§ What the task requires
From the entries that follow, pick out all lines holding "cookies".

§ Dataset entries
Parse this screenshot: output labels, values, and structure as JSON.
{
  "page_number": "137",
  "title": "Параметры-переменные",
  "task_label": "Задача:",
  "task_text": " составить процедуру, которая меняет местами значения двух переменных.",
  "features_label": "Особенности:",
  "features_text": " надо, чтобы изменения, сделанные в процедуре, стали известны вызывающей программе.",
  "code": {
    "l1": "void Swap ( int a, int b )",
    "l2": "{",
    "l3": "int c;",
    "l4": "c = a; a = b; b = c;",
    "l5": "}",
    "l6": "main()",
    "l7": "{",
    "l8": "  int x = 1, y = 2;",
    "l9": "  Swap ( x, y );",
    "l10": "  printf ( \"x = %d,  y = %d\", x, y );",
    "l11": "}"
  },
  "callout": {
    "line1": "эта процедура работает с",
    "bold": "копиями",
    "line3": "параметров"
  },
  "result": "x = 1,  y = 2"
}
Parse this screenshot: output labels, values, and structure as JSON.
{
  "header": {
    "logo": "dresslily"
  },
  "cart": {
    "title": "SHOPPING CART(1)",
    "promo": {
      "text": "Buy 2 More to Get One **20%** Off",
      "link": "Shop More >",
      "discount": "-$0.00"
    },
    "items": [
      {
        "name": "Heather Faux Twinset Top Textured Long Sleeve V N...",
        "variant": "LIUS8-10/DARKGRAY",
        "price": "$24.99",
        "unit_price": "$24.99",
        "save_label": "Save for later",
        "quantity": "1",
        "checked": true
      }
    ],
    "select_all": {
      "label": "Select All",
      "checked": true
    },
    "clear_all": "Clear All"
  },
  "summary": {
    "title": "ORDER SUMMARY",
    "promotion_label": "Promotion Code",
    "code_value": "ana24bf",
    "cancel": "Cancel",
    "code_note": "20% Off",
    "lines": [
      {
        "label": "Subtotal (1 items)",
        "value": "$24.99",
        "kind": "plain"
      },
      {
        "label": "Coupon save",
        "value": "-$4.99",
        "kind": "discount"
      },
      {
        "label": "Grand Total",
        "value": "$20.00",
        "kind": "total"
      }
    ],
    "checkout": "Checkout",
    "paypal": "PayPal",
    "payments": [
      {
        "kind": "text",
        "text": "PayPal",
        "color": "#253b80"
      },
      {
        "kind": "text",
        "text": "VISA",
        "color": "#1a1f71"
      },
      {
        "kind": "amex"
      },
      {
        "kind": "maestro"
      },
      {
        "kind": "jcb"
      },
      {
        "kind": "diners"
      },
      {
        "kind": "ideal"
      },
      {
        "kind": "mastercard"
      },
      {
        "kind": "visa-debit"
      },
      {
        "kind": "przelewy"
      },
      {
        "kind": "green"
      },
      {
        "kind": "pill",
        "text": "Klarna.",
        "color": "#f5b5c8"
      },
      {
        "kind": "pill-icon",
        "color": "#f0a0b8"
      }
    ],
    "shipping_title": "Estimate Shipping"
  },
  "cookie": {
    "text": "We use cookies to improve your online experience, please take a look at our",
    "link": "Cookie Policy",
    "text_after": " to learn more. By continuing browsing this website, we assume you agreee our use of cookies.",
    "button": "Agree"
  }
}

§ Answer box
    "text": "We use cookies to improve your online experience, please take a look at our",
    "text_after": " to learn more. By continuing browsing this website, we assume you agreee our use of cookies.",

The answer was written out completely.